> **EXERCISE INSTRUCTIONS**:
From start to end, write out the following data exactly, apart from its images.

*** Opening of SOURCE MATERIAL ***

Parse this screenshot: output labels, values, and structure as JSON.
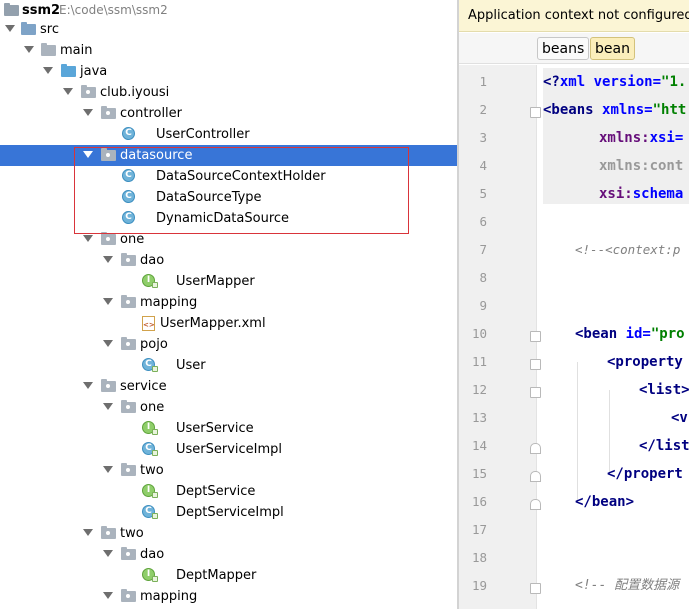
{
  "project": {
    "name": "ssm2",
    "path": "E:\\code\\ssm\\ssm2"
  },
  "tree": {
    "src": "src",
    "main": "main",
    "java": "java",
    "club_iyousi": "club.iyousi",
    "controller": "controller",
    "user_controller": "UserController",
    "datasource": "datasource",
    "data_source_context_holder": "DataSourceContextHolder",
    "data_source_type": "DataSourceType",
    "dynamic_data_source": "DynamicDataSource",
    "one": "one",
    "one_dao": "dao",
    "user_mapper": "UserMapper",
    "one_mapping": "mapping",
    "user_mapper_xml": "UserMapper.xml",
    "pojo": "pojo",
    "user": "User",
    "service": "service",
    "service_one": "one",
    "user_service": "UserService",
    "user_service_impl": "UserServiceImpl",
    "service_two": "two",
    "dept_service": "DeptService",
    "dept_service_impl": "DeptServiceImpl",
    "two": "two",
    "two_dao": "dao",
    "dept_mapper": "DeptMapper",
    "two_mapping": "mapping"
  },
  "editor": {
    "notice": "Application context not configured for",
    "breadcrumbs": [
      "beans",
      "bean"
    ],
    "line_numbers": [
      "1",
      "2",
      "3",
      "4",
      "5",
      "6",
      "7",
      "8",
      "9",
      "10",
      "11",
      "12",
      "13",
      "14",
      "15",
      "16",
      "17",
      "18",
      "19"
    ],
    "code": {
      "l1_a": "<?",
      "l1_b": "xml version=",
      "l1_c": "\"1.",
      "l2_a": "<beans ",
      "l2_b": "xmlns=",
      "l2_c": "\"htt",
      "l3_a": "xmlns:",
      "l3_b": "xsi=",
      "l4_a": "xmlns:cont",
      "l5_a": "xsi:",
      "l5_b": "schema",
      "l7": "<!--<context:p",
      "l10_a": "<bean ",
      "l10_b": "id=",
      "l10_c": "\"pro",
      "l11": "<property",
      "l12": "<list>",
      "l13": "<v",
      "l14": "</list",
      "l15": "</propert",
      "l16": "</bean>",
      "l19": "<!-- 配置数据源"
    }
  }
}
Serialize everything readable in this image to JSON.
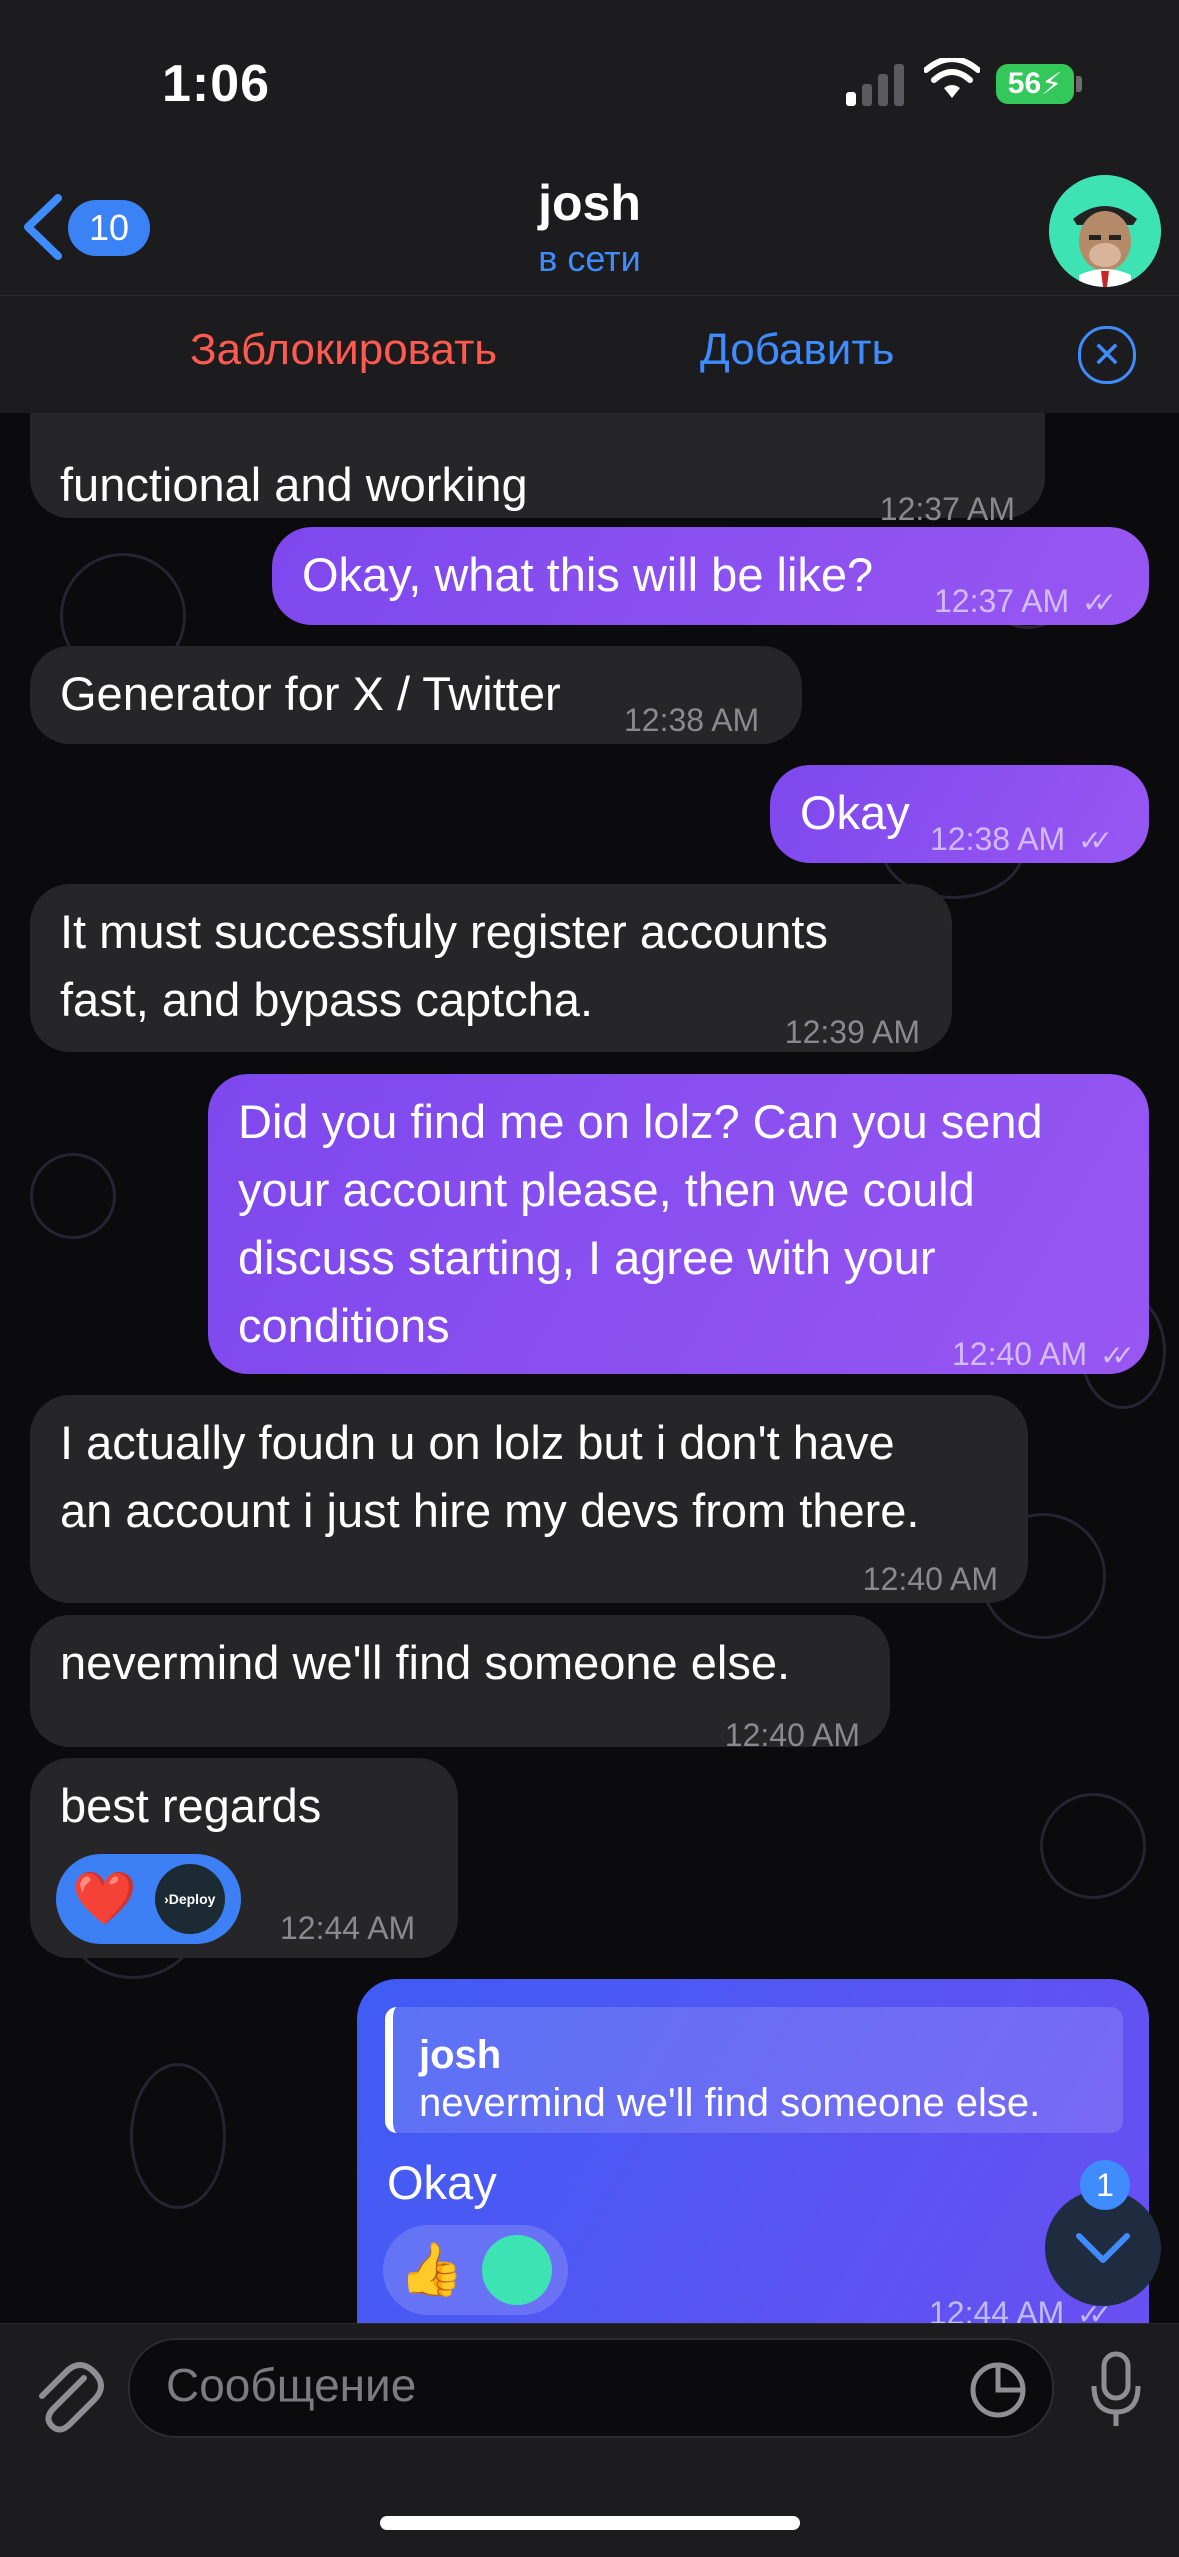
{
  "status_bar": {
    "time": "1:06",
    "battery": "56"
  },
  "header": {
    "back_count": "10",
    "title": "josh",
    "status": "в сети"
  },
  "action_bar": {
    "block_label": "Заблокировать",
    "add_label": "Добавить"
  },
  "messages": [
    {
      "dir": "in",
      "text": "functional and working",
      "time": "12:37 AM"
    },
    {
      "dir": "out",
      "text": "Okay, what this will be like?",
      "time": "12:37 AM"
    },
    {
      "dir": "in",
      "text": "Generator for X / Twitter",
      "time": "12:38 AM"
    },
    {
      "dir": "out",
      "text": "Okay",
      "time": "12:38 AM"
    },
    {
      "dir": "in",
      "lines": [
        "It must successfuly register accounts",
        "fast, and bypass captcha."
      ],
      "time": "12:39 AM"
    },
    {
      "dir": "out",
      "lines": [
        "Did you find me on lolz? Can you send",
        "your account please, then we could",
        "discuss starting, I agree with your",
        "conditions"
      ],
      "time": "12:40 AM"
    },
    {
      "dir": "in",
      "lines": [
        "I actually foudn u on lolz but i don't have",
        "an account i just hire my devs from there."
      ],
      "time": "12:40 AM"
    },
    {
      "dir": "in",
      "text": "nevermind we'll find someone else.",
      "time": "12:40 AM"
    },
    {
      "dir": "in",
      "text": "best regards",
      "time": "12:44 AM",
      "reactions": [
        "❤️",
        "Deploy"
      ]
    },
    {
      "dir": "out",
      "reply_to": {
        "name": "josh",
        "text": "nevermind we'll find someone else."
      },
      "text": "Okay",
      "time": "12:44 AM",
      "reactions": [
        "👍"
      ]
    }
  ],
  "scroll_down": {
    "unread": "1"
  },
  "composer": {
    "placeholder": "Сообщение"
  },
  "colors": {
    "accent": "#3f8cff",
    "outgoing": "#8b50f0",
    "incoming": "#262628",
    "danger": "#ff5a4f"
  }
}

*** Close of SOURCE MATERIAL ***

> **ANSWER FOR THIS EXERCISE**:
Parse this screenshot: output labels, values, and structure as JSON.
{
  "project": {
    "name": "ssm2",
    "path": "E:\\code\\ssm\\ssm2"
  },
  "tree": {
    "src": "src",
    "main": "main",
    "java": "java",
    "club_iyousi": "club.iyousi",
    "controller": "controller",
    "user_controller": "UserController",
    "datasource": "datasource",
    "data_source_context_holder": "DataSourceContextHolder",
    "data_source_type": "DataSourceType",
    "dynamic_data_source": "DynamicDataSource",
    "one": "one",
    "one_dao": "dao",
    "user_mapper": "UserMapper",
    "one_mapping": "mapping",
    "user_mapper_xml": "UserMapper.xml",
    "pojo": "pojo",
    "user": "User",
    "service": "service",
    "service_one": "one",
    "user_service": "UserService",
    "user_service_impl": "UserServiceImpl",
    "service_two": "two",
    "dept_service": "DeptService",
    "dept_service_impl": "DeptServiceImpl",
    "two": "two",
    "two_dao": "dao",
    "dept_mapper": "DeptMapper",
    "two_mapping": "mapping"
  },
  "editor": {
    "notice": "Application context not configured for",
    "breadcrumbs": [
      "beans",
      "bean"
    ],
    "line_numbers": [
      "1",
      "2",
      "3",
      "4",
      "5",
      "6",
      "7",
      "8",
      "9",
      "10",
      "11",
      "12",
      "13",
      "14",
      "15",
      "16",
      "17",
      "18",
      "19"
    ],
    "code": {
      "l1_a": "<?",
      "l1_b": "xml version=",
      "l1_c": "\"1.",
      "l2_a": "<beans ",
      "l2_b": "xmlns=",
      "l2_c": "\"htt",
      "l3_a": "xmlns:",
      "l3_b": "xsi=",
      "l4_a": "xmlns:cont",
      "l5_a": "xsi:",
      "l5_b": "schema",
      "l7": "<!--<context:p",
      "l10_a": "<bean ",
      "l10_b": "id=",
      "l10_c": "\"pro",
      "l11": "<property",
      "l12": "<list>",
      "l13": "<v",
      "l14": "</list",
      "l15": "</propert",
      "l16": "</bean>",
      "l19": "<!-- 配置数据源"
    }
  }
}
Serialize everything readable in this image to JSON.
{
  "status_bar": {
    "time": "1:06",
    "battery": "56"
  },
  "header": {
    "back_count": "10",
    "title": "josh",
    "status": "в сети"
  },
  "action_bar": {
    "block_label": "Заблокировать",
    "add_label": "Добавить"
  },
  "messages": [
    {
      "dir": "in",
      "text": "functional and working",
      "time": "12:37 AM"
    },
    {
      "dir": "out",
      "text": "Okay, what this will be like?",
      "time": "12:37 AM"
    },
    {
      "dir": "in",
      "text": "Generator for X / Twitter",
      "time": "12:38 AM"
    },
    {
      "dir": "out",
      "text": "Okay",
      "time": "12:38 AM"
    },
    {
      "dir": "in",
      "lines": [
        "It must successfuly register accounts",
        "fast, and bypass captcha."
      ],
      "time": "12:39 AM"
    },
    {
      "dir": "out",
      "lines": [
        "Did you find me on lolz? Can you send",
        "your account please, then we could",
        "discuss starting, I agree with your",
        "conditions"
      ],
      "time": "12:40 AM"
    },
    {
      "dir": "in",
      "lines": [
        "I actually foudn u on lolz but i don't have",
        "an account i just hire my devs from there."
      ],
      "time": "12:40 AM"
    },
    {
      "dir": "in",
      "text": "nevermind we'll find someone else.",
      "time": "12:40 AM"
    },
    {
      "dir": "in",
      "text": "best regards",
      "time": "12:44 AM",
      "reactions": [
        "❤️",
        "Deploy"
      ]
    },
    {
      "dir": "out",
      "reply_to": {
        "name": "josh",
        "text": "nevermind we'll find someone else."
      },
      "text": "Okay",
      "time": "12:44 AM",
      "reactions": [
        "👍"
      ]
    }
  ],
  "scroll_down": {
    "unread": "1"
  },
  "composer": {
    "placeholder": "Сообщение"
  },
  "colors": {
    "accent": "#3f8cff",
    "outgoing": "#8b50f0",
    "incoming": "#262628",
    "danger": "#ff5a4f"
  }
}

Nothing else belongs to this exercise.